Some of the latest examples of Greek and Roman gemstones acquired by the J. Paul Getty Museum in Malibu will be showcased at the Santa Barbara Museum of Art for its next Art Matters Lecture, “Masterpieces in Miniature: A Brief History of Ancient Gems.” The October 3 lecture will be delivered by Getty Museum curator of antiques Ken Lapatin, who will make the case that gemstones are a frequently forgotten but important aspect of ancient art.
“These objects often get overlooked whenever we think about ancient Greek and Roman art,” he told the News-Press.
Whereas certain art mediums like vases and marble statues are what often come to mind when one thinks of Hellenistic and Roman art, the curator said carved gemstones often get unnoticed due to their small size. Very often, these stones were carved into seal rings for official or personal use. Because they are small, carved gemstones sometimes remain lost, and are difficult to display even if they’re found. Nevertheless, the gemstones’ durability makes them by in large more complete specimens than statues and vases.
The gemstones featured in the upcoming talk are among 17 acquisitions the Getty recently made from one of the largest private collections in the world and are carved into designs ranging from portraits, scenes from ancient mythology, to animals. In Mr. Lapatin’s opinion, gemstones deserve greater attention in the examination of antique art because of what they reveal about artistic personalities from the time. Some of the gemstones he will show in his lecture include their artist’s signatures, and one in particular bears the signature of the gem carver who made seal rings for Emperor Augustus.
Although the Egyptians and Mesopotamians were performing gemstone carving millennia before the ancient Greeks and Romans took it up, under the latter empires the art form reached new heights. According to Mr. Lapatin, the immense wealth that was generated in Greece and Rome opened up a large market for these stones, which enabled the carvers at the top of that market to spend a lot of time perfecting their craft.
The wealth that enabled this market to grow expanded with Alexander the Great’s conquest of the Persian Empire, which kicked off the Hellenistic period of ancient Greece. As high-class patrons were able to afford finely crafted gemstones, a culture of collecting soon came to surround them. In addition to appreciating the stones’ artistry, individuals desired them as status symbols.
“There was admiration in collecting, but also they brought status,” he said.
However, if carved gemstones reveal anything about the ancients, in Mr. Lapatin’s opinion it is indeed their appreciation for fine craftsmanship. With a four minute video on the Getty Museum’s YouTube channel, Mr. Lapatin will show the different steps of the carving process, which involves grinding the stones with a spinning wheel and carving them with metal tools dipped in an abrasive powder, usually emery dust. During his talk, the curator will also explain the two different carving methods, intaglio and cameo.

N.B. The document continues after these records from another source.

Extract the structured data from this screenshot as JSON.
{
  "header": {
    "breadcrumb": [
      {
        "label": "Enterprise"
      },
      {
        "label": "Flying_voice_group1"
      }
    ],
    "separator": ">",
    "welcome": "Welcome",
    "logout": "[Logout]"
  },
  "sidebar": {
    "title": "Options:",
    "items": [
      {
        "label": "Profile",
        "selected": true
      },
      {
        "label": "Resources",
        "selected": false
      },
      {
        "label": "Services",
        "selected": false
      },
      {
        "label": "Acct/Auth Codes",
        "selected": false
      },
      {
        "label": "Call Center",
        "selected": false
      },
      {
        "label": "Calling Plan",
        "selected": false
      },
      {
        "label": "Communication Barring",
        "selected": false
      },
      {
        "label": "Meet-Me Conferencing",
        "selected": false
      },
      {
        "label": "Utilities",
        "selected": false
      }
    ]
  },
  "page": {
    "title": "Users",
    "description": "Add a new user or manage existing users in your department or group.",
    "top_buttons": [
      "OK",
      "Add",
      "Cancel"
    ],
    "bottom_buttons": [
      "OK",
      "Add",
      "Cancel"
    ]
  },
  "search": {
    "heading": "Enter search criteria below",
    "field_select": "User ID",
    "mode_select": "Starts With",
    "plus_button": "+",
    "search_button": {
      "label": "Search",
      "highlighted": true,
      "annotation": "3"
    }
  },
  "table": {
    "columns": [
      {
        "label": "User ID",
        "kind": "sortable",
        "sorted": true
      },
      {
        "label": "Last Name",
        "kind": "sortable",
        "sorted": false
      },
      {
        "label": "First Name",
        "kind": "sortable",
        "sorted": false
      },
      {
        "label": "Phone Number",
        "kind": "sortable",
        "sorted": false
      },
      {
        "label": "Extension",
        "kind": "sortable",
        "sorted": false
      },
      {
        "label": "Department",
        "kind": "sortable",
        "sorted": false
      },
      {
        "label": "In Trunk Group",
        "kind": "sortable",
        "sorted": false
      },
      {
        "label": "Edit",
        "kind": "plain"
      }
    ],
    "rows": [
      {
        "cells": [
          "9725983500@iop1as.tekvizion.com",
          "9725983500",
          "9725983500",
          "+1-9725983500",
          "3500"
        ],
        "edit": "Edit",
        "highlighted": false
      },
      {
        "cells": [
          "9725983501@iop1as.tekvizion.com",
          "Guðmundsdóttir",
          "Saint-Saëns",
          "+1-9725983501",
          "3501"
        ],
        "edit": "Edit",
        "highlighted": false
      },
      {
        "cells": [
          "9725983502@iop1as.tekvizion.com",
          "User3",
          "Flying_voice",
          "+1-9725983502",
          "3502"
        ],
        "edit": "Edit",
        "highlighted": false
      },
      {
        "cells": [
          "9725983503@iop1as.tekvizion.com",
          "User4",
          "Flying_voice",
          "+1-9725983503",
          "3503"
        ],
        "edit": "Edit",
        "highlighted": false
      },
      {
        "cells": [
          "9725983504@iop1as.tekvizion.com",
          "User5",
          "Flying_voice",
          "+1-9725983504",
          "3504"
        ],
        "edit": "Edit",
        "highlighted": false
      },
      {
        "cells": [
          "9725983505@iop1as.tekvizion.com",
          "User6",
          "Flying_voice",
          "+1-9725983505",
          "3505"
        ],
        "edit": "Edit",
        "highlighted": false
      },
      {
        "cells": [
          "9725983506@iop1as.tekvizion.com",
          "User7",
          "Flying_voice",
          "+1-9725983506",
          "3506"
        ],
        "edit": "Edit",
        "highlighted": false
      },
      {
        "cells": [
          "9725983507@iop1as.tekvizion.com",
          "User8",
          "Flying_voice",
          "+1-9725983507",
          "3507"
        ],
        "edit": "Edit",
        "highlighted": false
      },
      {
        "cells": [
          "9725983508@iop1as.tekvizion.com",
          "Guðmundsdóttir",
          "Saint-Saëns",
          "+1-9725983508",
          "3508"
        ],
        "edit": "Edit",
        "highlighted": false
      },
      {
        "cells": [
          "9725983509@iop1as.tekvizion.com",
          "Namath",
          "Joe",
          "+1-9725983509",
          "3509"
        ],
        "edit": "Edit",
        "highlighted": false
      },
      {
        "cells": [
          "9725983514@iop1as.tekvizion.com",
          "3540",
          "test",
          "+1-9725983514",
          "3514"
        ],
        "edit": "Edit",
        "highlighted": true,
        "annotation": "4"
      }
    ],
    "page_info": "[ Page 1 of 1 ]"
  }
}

Whereas the latter involved carving a design directly and concavely into the stone, the latter was more time consuming and consisted of carving back the rock’s background so the design jumped out from the background, convex with the stone.
Though he feels carved gemstones don’t get the attention they deserve during discussions of antiquity, Mr. Lapatin is hopeful his lecture will go a little way in getting his audience to appreciate their significance.
“I hope they’ll come away with an admiration and knowledge of an often neglected but important part of ancient art,” he said.Mr. Lapatin’s lecture will begin at 5:30 p.m. in the museum’s Mary Craig Auditorium and tickets for the talk can be purchased online at the Santa Barbara Museum of Art’s website www.sbma.net. The Santa Barbara Museum of Art is located at 1130 State St.